▶ [Provided material]
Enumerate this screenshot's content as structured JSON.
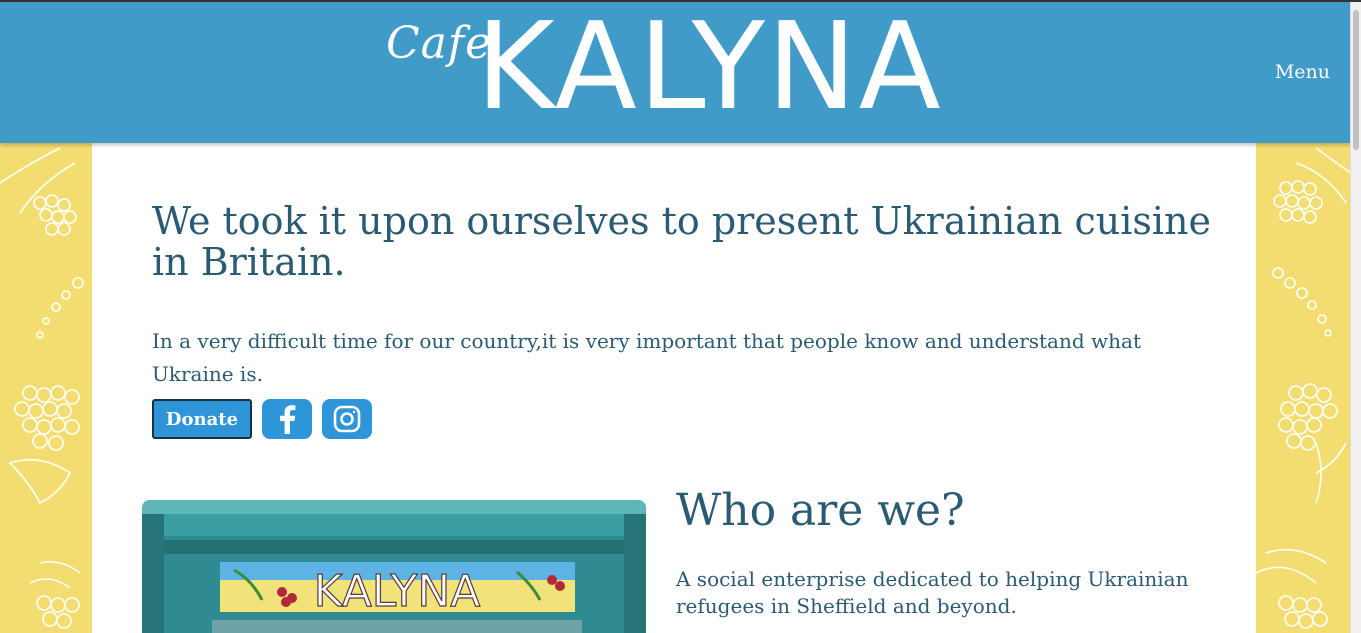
{
  "header": {
    "logo_small": "Cafe",
    "logo_main": "KALYNA",
    "menu_label": "Menu"
  },
  "hero": {
    "title": "We took it upon ourselves to present Ukrainian cuisine in Britain.",
    "text": "In a very difficult time for our country,it is very important that people know and understand what Ukraine is.",
    "donate_label": "Donate",
    "social_icons": [
      "facebook-icon",
      "instagram-icon"
    ]
  },
  "about": {
    "title": "Who are we?",
    "text": "A social enterprise dedicated to helping Ukrainian refugees in Sheffield and beyond.",
    "photo_sign": "KALYNA"
  },
  "colors": {
    "header_bg": "#419bc8",
    "side_bg": "#f4dd70",
    "text": "#2a5b73",
    "button": "#2e95d8"
  }
}
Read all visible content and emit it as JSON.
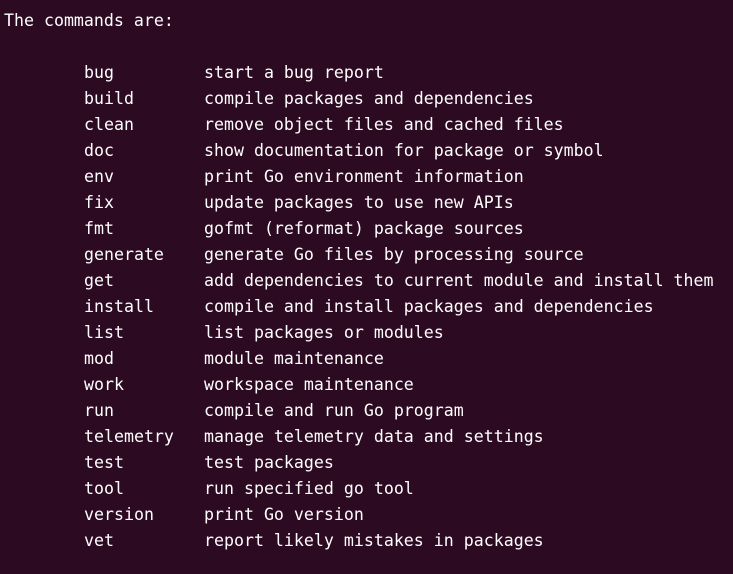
{
  "terminal": {
    "heading": "The commands are:",
    "commands": [
      {
        "name": "bug",
        "desc": "start a bug report"
      },
      {
        "name": "build",
        "desc": "compile packages and dependencies"
      },
      {
        "name": "clean",
        "desc": "remove object files and cached files"
      },
      {
        "name": "doc",
        "desc": "show documentation for package or symbol"
      },
      {
        "name": "env",
        "desc": "print Go environment information"
      },
      {
        "name": "fix",
        "desc": "update packages to use new APIs"
      },
      {
        "name": "fmt",
        "desc": "gofmt (reformat) package sources"
      },
      {
        "name": "generate",
        "desc": "generate Go files by processing source"
      },
      {
        "name": "get",
        "desc": "add dependencies to current module and install them"
      },
      {
        "name": "install",
        "desc": "compile and install packages and dependencies"
      },
      {
        "name": "list",
        "desc": "list packages or modules"
      },
      {
        "name": "mod",
        "desc": "module maintenance"
      },
      {
        "name": "work",
        "desc": "workspace maintenance"
      },
      {
        "name": "run",
        "desc": "compile and run Go program"
      },
      {
        "name": "telemetry",
        "desc": "manage telemetry data and settings"
      },
      {
        "name": "test",
        "desc": "test packages"
      },
      {
        "name": "tool",
        "desc": "run specified go tool"
      },
      {
        "name": "version",
        "desc": "print Go version"
      },
      {
        "name": "vet",
        "desc": "report likely mistakes in packages"
      }
    ]
  },
  "colors": {
    "background": "#2c0a21",
    "text": "#ffffff"
  }
}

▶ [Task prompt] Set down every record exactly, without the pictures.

▶ [Answer to the problem]
Enumerate this screenshot's content as structured JSON.
{
  "header": {
    "logo_small": "Cafe",
    "logo_main": "KALYNA",
    "menu_label": "Menu"
  },
  "hero": {
    "title": "We took it upon ourselves to present Ukrainian cuisine in Britain.",
    "text": "In a very difficult time for our country,it is very important that people know and understand what Ukraine is.",
    "donate_label": "Donate",
    "social_icons": [
      "facebook-icon",
      "instagram-icon"
    ]
  },
  "about": {
    "title": "Who are we?",
    "text": "A social enterprise dedicated to helping Ukrainian refugees in Sheffield and beyond.",
    "photo_sign": "KALYNA"
  },
  "colors": {
    "header_bg": "#419bc8",
    "side_bg": "#f4dd70",
    "text": "#2a5b73",
    "button": "#2e95d8"
  }
}
Read all visible content and emit it as JSON.
{
  "terminal": {
    "heading": "The commands are:",
    "commands": [
      {
        "name": "bug",
        "desc": "start a bug report"
      },
      {
        "name": "build",
        "desc": "compile packages and dependencies"
      },
      {
        "name": "clean",
        "desc": "remove object files and cached files"
      },
      {
        "name": "doc",
        "desc": "show documentation for package or symbol"
      },
      {
        "name": "env",
        "desc": "print Go environment information"
      },
      {
        "name": "fix",
        "desc": "update packages to use new APIs"
      },
      {
        "name": "fmt",
        "desc": "gofmt (reformat) package sources"
      },
      {
        "name": "generate",
        "desc": "generate Go files by processing source"
      },
      {
        "name": "get",
        "desc": "add dependencies to current module and install them"
      },
      {
        "name": "install",
        "desc": "compile and install packages and dependencies"
      },
      {
        "name": "list",
        "desc": "list packages or modules"
      },
      {
        "name": "mod",
        "desc": "module maintenance"
      },
      {
        "name": "work",
        "desc": "workspace maintenance"
      },
      {
        "name": "run",
        "desc": "compile and run Go program"
      },
      {
        "name": "telemetry",
        "desc": "manage telemetry data and settings"
      },
      {
        "name": "test",
        "desc": "test packages"
      },
      {
        "name": "tool",
        "desc": "run specified go tool"
      },
      {
        "name": "version",
        "desc": "print Go version"
      },
      {
        "name": "vet",
        "desc": "report likely mistakes in packages"
      }
    ]
  },
  "colors": {
    "background": "#2c0a21",
    "text": "#ffffff"
  }
}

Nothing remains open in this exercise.